Why does he say, “Do not give way to fear”? “You are her daughters if you do what is right and do not give way to fear.” I think, quite simply, because if you try and do what is right, all hell will be unleashed against you. You try and say this tomorrow and in the various routines of life amongst other women in the late part of the twentieth century, and I think it’s pretty fearful to say. So he says, “You want to be one of these daughters? Do what’s right. Obey the Scriptures. It’ll make you an alien and a stranger. You’ll look like you have big things growing out of your head. And hey, don’t be afraid. Just don’t be afraid. Because God looks after his own.”

Let me summarize it—and I’ll read my notes so that I don’t expand on them at all. This is what I wrote down: Peter is not implying the sexual inferiority of women. The submission which he calls for does not negate the spiritual equality of husband and wife, but rather, it is one of function. Every team must have a captain, every home a head. And God said that responsibility falls to the man. The characteristic, therefore, most desirable in a good wife is that gentle and quiet spirit which responds with grace to the responsible decisions of her husband. Instead of being tyrannized by the evidences of the aging process and captivated by the changing fashions of the day, she is to focus on that which God prizes most and which he produces to the praise of his glory. These verses are dynamic, and we must help our wives and daughters to discover the joy of bowing beneath their direction and displaying the radical implications of them in a society that is scrambling to find the identity of a real woman and a true wife.

Wives and husbands, have a pleasant Sunday afternoon as you wrestle with the implications of these truths.

Let’s pause for a moment. I’m going to ask the men to come forward and prepare to receive our offering as I bow in prayer:

Father God, these verses are actually where we live our lives, all of us. And we need so much your help to discern your truth and to obey your instruction. I pray, with thanksgiving, for the wives that are part of our congregation here. And I pray, Lord, that you will enable them to do what is right and not to be afraid. I ask that this week you will give them opportunities to display something of the revolutionary truth and impact of this Word. For if it’s your Word and you made us, then it’s got to be right. And even those who march to another drumbeat need to hear this instruction.
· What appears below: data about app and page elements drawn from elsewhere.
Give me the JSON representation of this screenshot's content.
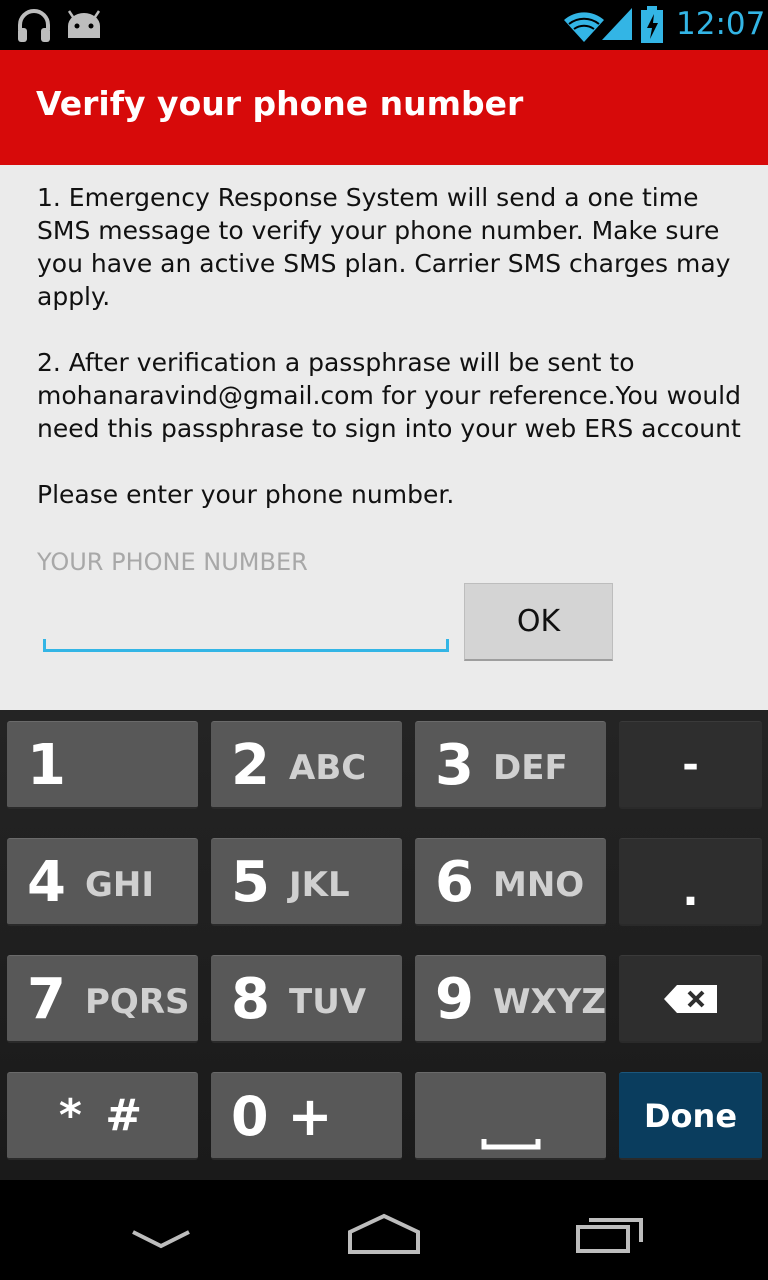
{
  "status_bar": {
    "time": "12:07",
    "icons": [
      "headphones-icon",
      "android-icon",
      "wifi-icon",
      "signal-icon",
      "battery-charging-icon"
    ]
  },
  "header": {
    "title": "Verify your phone number",
    "background": "#d70a0a"
  },
  "content": {
    "paragraph1": "1. Emergency Response System will send a one time SMS message to verify your phone number. Make sure you have an active SMS plan. Carrier SMS charges may apply.",
    "paragraph2": "2. After verification a passphrase will be sent to mohanaravind@gmail.com for your reference.You would need this passphrase to sign into your web ERS account",
    "paragraph3": "Please enter your phone number.",
    "field_label": "YOUR PHONE NUMBER",
    "phone_value": "",
    "ok_label": "OK"
  },
  "keyboard": {
    "keys": [
      {
        "num": "1",
        "letters": ""
      },
      {
        "num": "2",
        "letters": "ABC"
      },
      {
        "num": "3",
        "letters": "DEF"
      },
      {
        "num": "4",
        "letters": "GHI"
      },
      {
        "num": "5",
        "letters": "JKL"
      },
      {
        "num": "6",
        "letters": "MNO"
      },
      {
        "num": "7",
        "letters": "PQRS"
      },
      {
        "num": "8",
        "letters": "TUV"
      },
      {
        "num": "9",
        "letters": "WXYZ"
      }
    ],
    "dash": "-",
    "dot": ".",
    "star_hash": "* #",
    "zero_plus": "0 +",
    "done": "Done",
    "accent": "#33b5e5"
  },
  "nav_bar": {
    "icons": [
      "back-icon",
      "home-icon",
      "recent-apps-icon"
    ]
  }
}
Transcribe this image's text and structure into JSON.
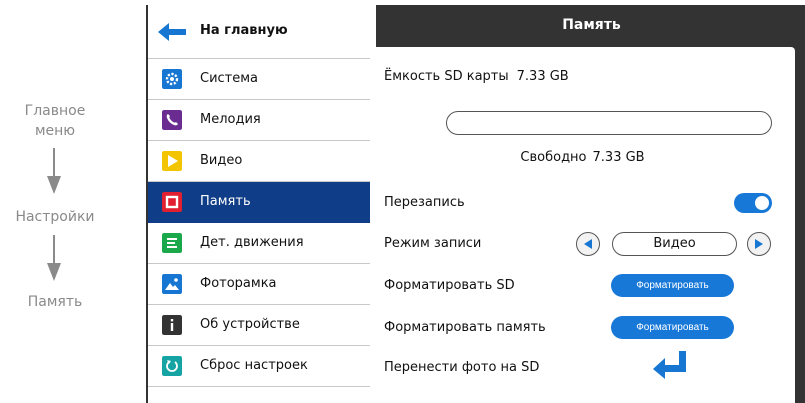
{
  "breadcrumb": {
    "step1": "Главное\nменю",
    "step2": "Настройки",
    "step3": "Память"
  },
  "sidebar": {
    "back_label": "На главную",
    "items": [
      {
        "label": "Система",
        "icon": "gear-icon",
        "color": "#1676d2"
      },
      {
        "label": "Мелодия",
        "icon": "phone-icon",
        "color": "#6a2c91"
      },
      {
        "label": "Видео",
        "icon": "play-icon",
        "color": "#f2c500"
      },
      {
        "label": "Память",
        "icon": "memory-icon",
        "color": "#e02030",
        "active": true
      },
      {
        "label": "Дет. движения",
        "icon": "motion-icon",
        "color": "#1aa84a"
      },
      {
        "label": "Фоторамка",
        "icon": "photo-icon",
        "color": "#1676d2"
      },
      {
        "label": "Об устройстве",
        "icon": "info-icon",
        "color": "#333333"
      },
      {
        "label": "Сброс настроек",
        "icon": "reset-icon",
        "color": "#16a3a3"
      }
    ]
  },
  "page": {
    "title": "Память",
    "sd_capacity_label": "Ёмкость SD карты",
    "sd_capacity_value": "7.33 GB",
    "sd_usage_fraction": 0,
    "free_label": "Свободно",
    "free_value": "7.33 GB",
    "overwrite_label": "Перезапись",
    "overwrite_on": true,
    "record_mode_label": "Режим записи",
    "record_mode_value": "Видео",
    "format_sd_label": "Форматировать SD",
    "format_sd_button": "Форматировать",
    "format_memory_label": "Форматировать память",
    "format_memory_button": "Форматировать",
    "move_photos_label": "Перенести фото на SD"
  },
  "colors": {
    "accent": "#1878d8",
    "active_item": "#0f3d87",
    "header_bg": "#333333"
  }
}
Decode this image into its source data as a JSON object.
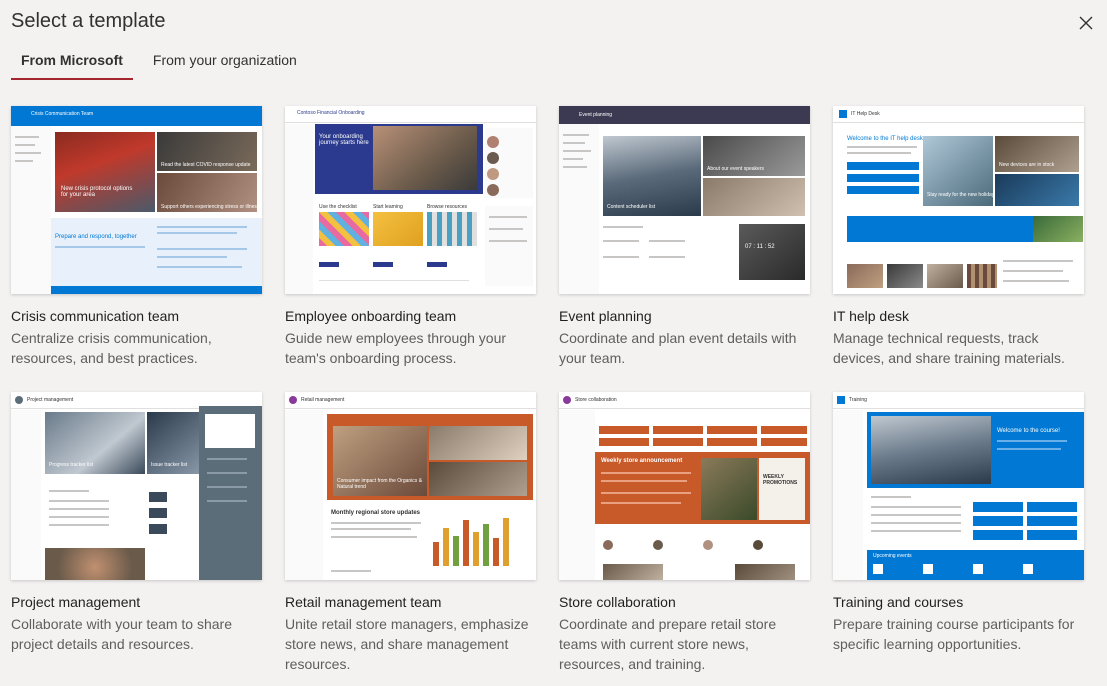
{
  "dialog": {
    "title": "Select a template",
    "close_icon": "close-icon"
  },
  "tabs": [
    {
      "label": "From Microsoft",
      "active": true
    },
    {
      "label": "From your organization",
      "active": false
    }
  ],
  "templates": [
    {
      "title": "Crisis communication team",
      "description": "Centralize crisis communication, resources, and best practices.",
      "accent": "#0078d4",
      "thumb": {
        "site": "Crisis Communication Team",
        "hero": "New crisis protocol options for your area",
        "tile1": "Read the latest COVID response update",
        "tile2": "Support others experiencing stress or illness",
        "section": "Prepare and respond, together"
      }
    },
    {
      "title": "Employee onboarding team",
      "description": "Guide new employees through your team's onboarding process.",
      "accent": "#2b3a8f",
      "thumb": {
        "site": "Contoso Financial Onboarding",
        "hero": "Your onboarding journey starts here",
        "col1": "Use the checklist",
        "col2": "Start learning",
        "col3": "Browse resources"
      }
    },
    {
      "title": "Event planning",
      "description": "Coordinate and plan event details with your team.",
      "accent": "#3b3a52",
      "thumb": {
        "site": "Event planning",
        "hero": "Content scheduler list",
        "tile1": "About our event speakers",
        "counter": "07 : 11 : 52"
      }
    },
    {
      "title": "IT help desk",
      "description": "Manage technical requests, track devices, and share training materials.",
      "accent": "#0078d4",
      "thumb": {
        "site": "IT Help Desk",
        "hero": "Welcome to the IT help desk",
        "tile1": "New devices are in stock",
        "tile2": "Stay ready for the new holidays"
      }
    },
    {
      "title": "Project management",
      "description": "Collaborate with your team to share project details and resources.",
      "accent": "#5c6d7a",
      "thumb": {
        "site": "Project management",
        "tile1": "Progress tracker list",
        "tile2": "Issue tracker list"
      }
    },
    {
      "title": "Retail management team",
      "description": "Unite retail store managers, emphasize store news, and share management resources.",
      "accent": "#c85a2a",
      "thumb": {
        "site": "Retail management",
        "hero": "Consumer impact from the Organics & Natural trend",
        "section": "Monthly regional store updates"
      }
    },
    {
      "title": "Store collaboration",
      "description": "Coordinate and prepare retail store teams with current store news, resources, and training.",
      "accent": "#c85a2a",
      "thumb": {
        "site": "Store collaboration",
        "section": "Weekly store announcement",
        "promo": "WEEKLY PROMOTIONS"
      }
    },
    {
      "title": "Training and courses",
      "description": "Prepare training course participants for specific learning opportunities.",
      "accent": "#0078d4",
      "thumb": {
        "site": "Training",
        "hero": "Welcome to the course!",
        "section": "Upcoming events"
      }
    }
  ]
}
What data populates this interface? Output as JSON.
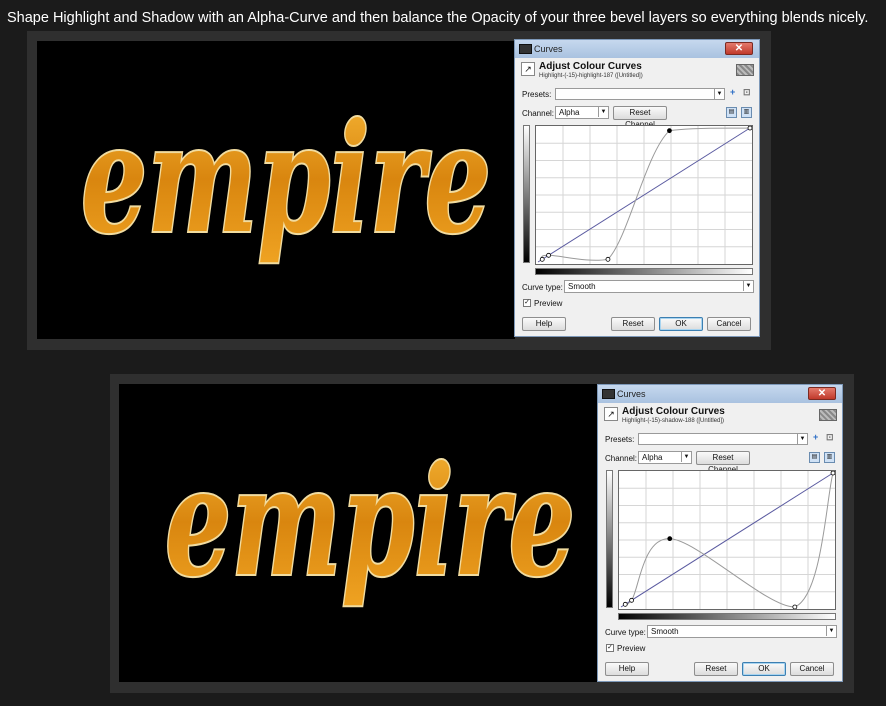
{
  "caption": "Shape Highlight and Shadow with an Alpha-Curve and then balance the Opacity of your three bevel layers so everything blends nicely.",
  "artwork_text": "empire",
  "colors": {
    "background": "#1b1b1b",
    "panel": "#2f2f2f",
    "text_fill": "#e39a17",
    "text_rim": "#f1dca0"
  },
  "dialogs": [
    {
      "window_title": "Curves",
      "close_label": "✕",
      "header_title": "Adjust Colour Curves",
      "header_subtitle": "Highlight-(-15)-highlight-187 ([Untitled])",
      "presets_label": "Presets:",
      "presets_value": "",
      "channel_label": "Channel:",
      "channel_value": "Alpha",
      "reset_channel_label": "Reset Channel",
      "curve_type_label": "Curve type:",
      "curve_type_value": "Smooth",
      "preview_label": "Preview",
      "preview_checked": true,
      "help_label": "Help",
      "reset_label": "Reset",
      "ok_label": "OK",
      "cancel_label": "Cancel",
      "control_points": [
        [
          0.02,
          0.02
        ],
        [
          0.05,
          0.05
        ],
        [
          0.33,
          0.02
        ],
        [
          0.62,
          0.98
        ],
        [
          1.0,
          1.0
        ]
      ]
    },
    {
      "window_title": "Curves",
      "close_label": "✕",
      "header_title": "Adjust Colour Curves",
      "header_subtitle": "Highlight-(-15)-shadow-188 ([Untitled])",
      "presets_label": "Presets:",
      "presets_value": "",
      "channel_label": "Channel:",
      "channel_value": "Alpha",
      "reset_channel_label": "Reset Channel",
      "curve_type_label": "Curve type:",
      "curve_type_value": "Smooth",
      "preview_label": "Preview",
      "preview_checked": true,
      "help_label": "Help",
      "reset_label": "Reset",
      "ok_label": "OK",
      "cancel_label": "Cancel",
      "control_points": [
        [
          0.02,
          0.02
        ],
        [
          0.05,
          0.05
        ],
        [
          0.23,
          0.51
        ],
        [
          0.82,
          0.0
        ],
        [
          1.0,
          1.0
        ]
      ]
    }
  ]
}
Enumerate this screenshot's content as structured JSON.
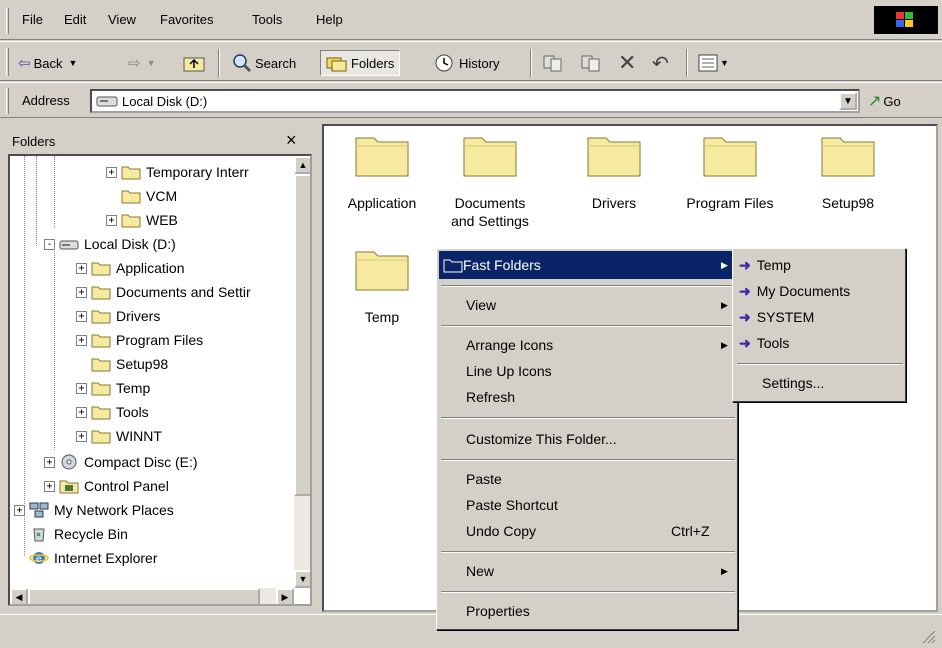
{
  "menubar": {
    "items": [
      "File",
      "Edit",
      "View",
      "Favorites",
      "Tools",
      "Help"
    ]
  },
  "toolbar": {
    "back": "Back",
    "search": "Search",
    "folders": "Folders",
    "history": "History"
  },
  "address": {
    "label": "Address",
    "value": "Local Disk (D:)",
    "go": "Go"
  },
  "folders_pane": {
    "title": "Folders",
    "tree": [
      {
        "label": "Temporary Interr",
        "expander": "+"
      },
      {
        "label": "VCM",
        "expander": ""
      },
      {
        "label": "WEB",
        "expander": "+"
      },
      {
        "label": "Local Disk (D:)",
        "expander": "-"
      },
      {
        "label": "Application",
        "expander": "+"
      },
      {
        "label": "Documents and Settir",
        "expander": "+"
      },
      {
        "label": "Drivers",
        "expander": "+"
      },
      {
        "label": "Program Files",
        "expander": "+"
      },
      {
        "label": "Setup98",
        "expander": ""
      },
      {
        "label": "Temp",
        "expander": "+"
      },
      {
        "label": "Tools",
        "expander": "+"
      },
      {
        "label": "WINNT",
        "expander": "+"
      },
      {
        "label": "Compact Disc (E:)",
        "expander": "+"
      },
      {
        "label": "Control Panel",
        "expander": "+"
      },
      {
        "label": "My Network Places",
        "expander": "+"
      },
      {
        "label": "Recycle Bin",
        "expander": ""
      },
      {
        "label": "Internet Explorer",
        "expander": ""
      }
    ]
  },
  "content": {
    "items": [
      {
        "line1": "Application",
        "line2": ""
      },
      {
        "line1": "Documents",
        "line2": "and Settings"
      },
      {
        "line1": "Drivers",
        "line2": ""
      },
      {
        "line1": "Program Files",
        "line2": ""
      },
      {
        "line1": "Setup98",
        "line2": ""
      },
      {
        "line1": "Temp",
        "line2": ""
      }
    ]
  },
  "context_menu": {
    "fast_folders": "Fast Folders",
    "view": "View",
    "arrange_icons": "Arrange Icons",
    "line_up_icons": "Line Up Icons",
    "refresh": "Refresh",
    "customize": "Customize This Folder...",
    "paste": "Paste",
    "paste_shortcut": "Paste Shortcut",
    "undo_copy": "Undo Copy",
    "undo_shortcut": "Ctrl+Z",
    "new": "New",
    "properties": "Properties"
  },
  "submenu": {
    "items": [
      "Temp",
      "My Documents",
      "SYSTEM",
      "Tools"
    ],
    "settings": "Settings..."
  },
  "colors": {
    "selection": "#0a246a",
    "folder": "#f5eaa0",
    "arrow": "#3a2ca6"
  }
}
May we turn our eyes on Jesus. May we give gladly and generously in these moments. May your Word take root in our lives, for Jesus’ sake. Amen.

[1] 1 Corinthians 7:4 (NIV 1984).

[2] 1 Corinthians 7:5 (paraphrased).

[3] Galatians 3:26 (paraphrased).

[4] John 10:30 (NIV 1984).

[5] John 14:9 (NIV 1984).

[6] William Barclay, The Letters of James and Peter, The New Daily Study Bible (Louisville, KY: Westminster John Knox, 2003), 251.

[7] Proverbs 5:18 (paraphrased).

[8] Proverbs 5:19 (paraphrased).

[9] John R. W. Stott, The Message of the Sermon on the Mount: Christian Counter-Culture, The Bible Speaks Today (Downers Grove, IL: IVP Academic, 1978), 88.

Copyright © 2024, Alistair Begg. Used by permission. All rights reserved.

Unless otherwise indicated, all Scripture quotations for sermons preached on or after November 6, 2011 are taken from The ESV® Bible (The Holy Bible, English Standard Version®), copyright © 2001 by Crossway, a publishing ministry of Good News Publishers. Used by permission. All rights reserved.

For sermons preached before November 6, 2011, unless otherwise indicated, all Scripture quotations are taken from The Holy Bible, New International Version® (NIV®), copyright © 1973 1978 1984 by Biblica, Inc.TM Used by permission. All rights reserved worldwide.

Alistair Begg
Alistair Begg is Senior Pastor at Parkside Church in Cleveland, Ohio, and the Bible teacher on Truth For Life, which is heard on the radio and online around the world.